Broad-spectrum sunscreen works by blocking UVA and UVB rays from penetrating the skin. Sunscreens that come with an SPF of 15 or more are highly effective at protecting one's skin from the sun's rays.

The sun produces two types of rays that are harmful to the skin: UVA and UVB. While UVB causes sunburn, UVA moves deeper into the skin and increases the risk of premature wrinkling. Sunscreen with an SPF of 15 makes the skin take 15 times longer to burn. If someone usually burns after 20 minutes, an SPF 15 cream should increase that time to 5 hours. Sunscreen users should reapply their product every two hours to reap the maximum benefits.

The higher the sunscreen's SPF, the better it is at preventing sunburn. SPF 15 sunscreens block 93 percent of UVB rays, whereas SPF 30 sunscreens block 97 percent. It is important to recognize that a UVB sunscreen does not protect the skin against UVA rays. As such, there may be unseen damage even if there is no reddening present.

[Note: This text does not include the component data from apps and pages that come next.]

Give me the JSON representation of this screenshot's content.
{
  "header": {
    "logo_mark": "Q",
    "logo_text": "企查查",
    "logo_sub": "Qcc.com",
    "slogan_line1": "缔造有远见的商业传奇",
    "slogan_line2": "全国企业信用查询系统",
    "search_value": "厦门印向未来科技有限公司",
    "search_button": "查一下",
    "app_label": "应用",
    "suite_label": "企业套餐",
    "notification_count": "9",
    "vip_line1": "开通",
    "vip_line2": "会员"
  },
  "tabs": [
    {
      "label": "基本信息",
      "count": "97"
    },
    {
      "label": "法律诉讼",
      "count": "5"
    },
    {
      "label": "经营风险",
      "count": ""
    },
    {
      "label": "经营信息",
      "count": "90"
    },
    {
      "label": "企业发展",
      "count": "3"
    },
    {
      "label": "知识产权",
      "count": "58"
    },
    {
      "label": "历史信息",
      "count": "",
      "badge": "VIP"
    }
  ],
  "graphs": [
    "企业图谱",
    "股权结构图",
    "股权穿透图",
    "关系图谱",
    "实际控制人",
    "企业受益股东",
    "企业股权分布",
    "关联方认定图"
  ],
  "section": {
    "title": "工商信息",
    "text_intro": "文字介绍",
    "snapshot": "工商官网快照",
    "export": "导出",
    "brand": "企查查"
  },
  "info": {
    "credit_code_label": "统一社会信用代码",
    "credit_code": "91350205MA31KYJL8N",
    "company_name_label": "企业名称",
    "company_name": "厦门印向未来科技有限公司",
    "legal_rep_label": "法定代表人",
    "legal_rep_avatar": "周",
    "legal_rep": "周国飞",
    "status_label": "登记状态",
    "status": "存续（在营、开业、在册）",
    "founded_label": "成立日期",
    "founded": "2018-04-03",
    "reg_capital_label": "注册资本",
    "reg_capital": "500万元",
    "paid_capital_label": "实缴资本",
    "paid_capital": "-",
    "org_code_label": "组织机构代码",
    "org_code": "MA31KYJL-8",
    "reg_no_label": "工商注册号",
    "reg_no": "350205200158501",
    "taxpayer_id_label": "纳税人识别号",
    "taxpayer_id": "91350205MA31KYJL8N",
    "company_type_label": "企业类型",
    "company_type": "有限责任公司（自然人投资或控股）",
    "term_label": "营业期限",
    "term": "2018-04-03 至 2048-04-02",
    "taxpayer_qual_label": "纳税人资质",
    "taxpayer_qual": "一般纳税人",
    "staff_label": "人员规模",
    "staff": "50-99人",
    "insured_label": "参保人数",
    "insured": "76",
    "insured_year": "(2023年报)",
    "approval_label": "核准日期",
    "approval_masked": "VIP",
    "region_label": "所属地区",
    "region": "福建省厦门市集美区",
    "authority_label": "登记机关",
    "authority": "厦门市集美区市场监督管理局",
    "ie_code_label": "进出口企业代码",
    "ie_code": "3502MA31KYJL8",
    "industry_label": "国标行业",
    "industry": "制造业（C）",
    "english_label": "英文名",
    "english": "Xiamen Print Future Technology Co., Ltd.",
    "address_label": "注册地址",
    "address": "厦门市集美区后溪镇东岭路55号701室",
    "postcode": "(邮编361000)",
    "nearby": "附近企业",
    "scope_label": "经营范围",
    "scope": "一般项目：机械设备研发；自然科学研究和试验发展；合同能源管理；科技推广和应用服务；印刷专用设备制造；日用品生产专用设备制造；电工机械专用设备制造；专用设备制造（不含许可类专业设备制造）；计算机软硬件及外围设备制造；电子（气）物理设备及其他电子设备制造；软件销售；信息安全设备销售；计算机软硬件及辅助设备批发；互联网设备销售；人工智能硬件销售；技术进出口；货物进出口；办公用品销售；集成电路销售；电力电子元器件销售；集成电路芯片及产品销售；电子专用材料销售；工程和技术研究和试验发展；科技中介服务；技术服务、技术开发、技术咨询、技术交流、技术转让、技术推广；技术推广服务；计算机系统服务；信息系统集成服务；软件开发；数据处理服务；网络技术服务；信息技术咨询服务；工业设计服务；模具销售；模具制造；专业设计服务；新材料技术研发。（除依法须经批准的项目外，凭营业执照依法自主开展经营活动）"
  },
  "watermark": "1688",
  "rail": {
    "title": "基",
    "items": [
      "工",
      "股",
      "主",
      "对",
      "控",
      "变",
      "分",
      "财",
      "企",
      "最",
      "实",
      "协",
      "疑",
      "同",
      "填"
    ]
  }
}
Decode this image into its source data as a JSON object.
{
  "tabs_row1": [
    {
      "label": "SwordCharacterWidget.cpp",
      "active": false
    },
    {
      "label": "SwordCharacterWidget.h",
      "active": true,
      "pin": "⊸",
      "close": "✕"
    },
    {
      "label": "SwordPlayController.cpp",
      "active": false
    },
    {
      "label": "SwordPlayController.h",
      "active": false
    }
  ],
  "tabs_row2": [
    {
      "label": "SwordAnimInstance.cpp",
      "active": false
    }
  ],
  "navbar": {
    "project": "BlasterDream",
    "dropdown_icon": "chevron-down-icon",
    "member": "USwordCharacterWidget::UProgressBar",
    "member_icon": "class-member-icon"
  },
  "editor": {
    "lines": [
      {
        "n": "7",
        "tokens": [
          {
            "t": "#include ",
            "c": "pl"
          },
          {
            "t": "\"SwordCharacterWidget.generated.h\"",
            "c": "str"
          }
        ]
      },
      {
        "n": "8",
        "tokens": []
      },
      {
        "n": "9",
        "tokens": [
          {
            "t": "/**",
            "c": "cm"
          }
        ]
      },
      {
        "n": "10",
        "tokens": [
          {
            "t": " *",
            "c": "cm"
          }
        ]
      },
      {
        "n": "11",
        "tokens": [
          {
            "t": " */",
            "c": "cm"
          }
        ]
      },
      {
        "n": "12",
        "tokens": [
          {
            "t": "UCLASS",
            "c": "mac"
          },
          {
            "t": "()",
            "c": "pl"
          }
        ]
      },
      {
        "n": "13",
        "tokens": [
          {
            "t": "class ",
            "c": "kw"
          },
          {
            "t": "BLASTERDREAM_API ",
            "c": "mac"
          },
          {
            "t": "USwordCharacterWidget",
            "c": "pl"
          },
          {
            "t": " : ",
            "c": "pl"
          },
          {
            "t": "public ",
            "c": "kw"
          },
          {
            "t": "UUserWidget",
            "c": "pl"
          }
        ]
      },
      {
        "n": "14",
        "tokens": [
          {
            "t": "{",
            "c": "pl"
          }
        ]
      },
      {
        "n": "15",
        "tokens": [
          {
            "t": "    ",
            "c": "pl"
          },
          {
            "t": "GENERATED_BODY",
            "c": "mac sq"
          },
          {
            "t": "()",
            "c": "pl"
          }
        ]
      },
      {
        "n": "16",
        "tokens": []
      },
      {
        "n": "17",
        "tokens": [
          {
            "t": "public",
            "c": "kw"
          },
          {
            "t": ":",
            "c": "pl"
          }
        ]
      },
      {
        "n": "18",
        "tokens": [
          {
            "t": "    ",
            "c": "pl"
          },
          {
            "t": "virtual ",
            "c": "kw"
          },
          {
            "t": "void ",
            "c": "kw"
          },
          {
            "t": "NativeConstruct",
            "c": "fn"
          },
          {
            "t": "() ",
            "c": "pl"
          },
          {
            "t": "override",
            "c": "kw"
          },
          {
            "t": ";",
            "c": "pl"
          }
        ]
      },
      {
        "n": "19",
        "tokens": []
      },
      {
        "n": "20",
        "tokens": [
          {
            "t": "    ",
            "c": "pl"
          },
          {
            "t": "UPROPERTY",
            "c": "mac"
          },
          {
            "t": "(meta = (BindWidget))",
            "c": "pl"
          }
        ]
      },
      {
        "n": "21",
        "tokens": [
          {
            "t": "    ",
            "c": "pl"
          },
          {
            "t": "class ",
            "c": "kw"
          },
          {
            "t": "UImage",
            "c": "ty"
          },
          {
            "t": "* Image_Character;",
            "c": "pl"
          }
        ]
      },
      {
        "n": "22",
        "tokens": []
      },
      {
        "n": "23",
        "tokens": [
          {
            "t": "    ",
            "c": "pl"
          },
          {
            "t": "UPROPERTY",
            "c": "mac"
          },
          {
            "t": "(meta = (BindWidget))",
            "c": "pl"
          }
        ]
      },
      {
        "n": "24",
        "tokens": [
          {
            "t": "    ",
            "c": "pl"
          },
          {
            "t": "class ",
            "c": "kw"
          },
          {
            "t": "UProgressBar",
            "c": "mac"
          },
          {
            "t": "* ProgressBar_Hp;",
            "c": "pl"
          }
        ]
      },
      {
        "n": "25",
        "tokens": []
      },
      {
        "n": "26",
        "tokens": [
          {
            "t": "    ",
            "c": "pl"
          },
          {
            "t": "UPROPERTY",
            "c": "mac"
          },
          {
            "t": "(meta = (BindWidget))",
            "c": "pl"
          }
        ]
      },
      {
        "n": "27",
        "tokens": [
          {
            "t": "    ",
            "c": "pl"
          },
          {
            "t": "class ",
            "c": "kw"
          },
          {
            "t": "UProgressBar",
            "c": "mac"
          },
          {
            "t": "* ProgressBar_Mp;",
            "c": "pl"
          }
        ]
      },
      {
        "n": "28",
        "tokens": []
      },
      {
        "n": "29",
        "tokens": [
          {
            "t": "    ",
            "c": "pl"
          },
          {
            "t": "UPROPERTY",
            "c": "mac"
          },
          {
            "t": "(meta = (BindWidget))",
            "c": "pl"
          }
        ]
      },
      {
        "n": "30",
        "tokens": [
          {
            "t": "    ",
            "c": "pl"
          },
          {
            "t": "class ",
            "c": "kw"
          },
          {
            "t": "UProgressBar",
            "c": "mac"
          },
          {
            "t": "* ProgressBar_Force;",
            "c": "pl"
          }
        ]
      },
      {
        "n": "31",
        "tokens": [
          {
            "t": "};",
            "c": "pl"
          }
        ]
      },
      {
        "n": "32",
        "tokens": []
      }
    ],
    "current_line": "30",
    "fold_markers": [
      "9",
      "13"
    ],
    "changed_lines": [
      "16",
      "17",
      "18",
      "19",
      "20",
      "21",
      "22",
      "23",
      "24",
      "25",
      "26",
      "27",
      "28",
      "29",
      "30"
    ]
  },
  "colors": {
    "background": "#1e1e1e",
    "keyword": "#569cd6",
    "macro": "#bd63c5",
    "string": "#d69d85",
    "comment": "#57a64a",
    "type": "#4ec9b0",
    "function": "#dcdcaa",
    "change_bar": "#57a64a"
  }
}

Broad-spectrum sunscreens block UVB and UVA rays using a combination of organic and inorganic substances. For example, oxybenzone absorbs UV radiation and dissipates the heat that causes burning. People can purchase sunscreen in spray, lotion and wax form. Individuals who are going to spend time in the water need to choose a water-resistant sunscreen.